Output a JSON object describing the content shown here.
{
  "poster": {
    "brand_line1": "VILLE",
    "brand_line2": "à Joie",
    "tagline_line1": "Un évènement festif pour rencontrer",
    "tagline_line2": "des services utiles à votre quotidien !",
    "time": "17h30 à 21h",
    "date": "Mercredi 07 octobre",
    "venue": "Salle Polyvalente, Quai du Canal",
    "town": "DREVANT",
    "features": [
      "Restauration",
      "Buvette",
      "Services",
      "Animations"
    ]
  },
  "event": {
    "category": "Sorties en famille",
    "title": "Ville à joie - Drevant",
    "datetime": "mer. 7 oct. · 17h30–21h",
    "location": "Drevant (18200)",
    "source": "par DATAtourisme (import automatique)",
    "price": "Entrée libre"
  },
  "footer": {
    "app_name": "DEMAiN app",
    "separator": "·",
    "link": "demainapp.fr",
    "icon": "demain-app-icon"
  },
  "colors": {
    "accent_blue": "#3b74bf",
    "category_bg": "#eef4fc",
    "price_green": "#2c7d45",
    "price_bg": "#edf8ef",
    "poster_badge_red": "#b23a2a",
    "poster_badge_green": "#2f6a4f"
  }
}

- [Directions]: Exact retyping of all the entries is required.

- [Written answer]:
Output a JSON object describing the content shown here.
{
  "poster": {
    "brand_line1": "VILLE",
    "brand_line2": "à Joie",
    "tagline_line1": "Un évènement festif pour rencontrer",
    "tagline_line2": "des services utiles à votre quotidien !",
    "time": "17h30 à 21h",
    "date": "Mercredi 07 octobre",
    "venue": "Salle Polyvalente, Quai du Canal",
    "town": "DREVANT",
    "features": [
      "Restauration",
      "Buvette",
      "Services",
      "Animations"
    ]
  },
  "event": {
    "category": "Sorties en famille",
    "title": "Ville à joie - Drevant",
    "datetime": "mer. 7 oct. · 17h30–21h",
    "location": "Drevant (18200)",
    "source": "par DATAtourisme (import automatique)",
    "price": "Entrée libre"
  },
  "footer": {
    "app_name": "DEMAiN app",
    "separator": "·",
    "link": "demainapp.fr",
    "icon": "demain-app-icon"
  },
  "colors": {
    "accent_blue": "#3b74bf",
    "category_bg": "#eef4fc",
    "price_green": "#2c7d45",
    "price_bg": "#edf8ef",
    "poster_badge_red": "#b23a2a",
    "poster_badge_green": "#2f6a4f"
  }
}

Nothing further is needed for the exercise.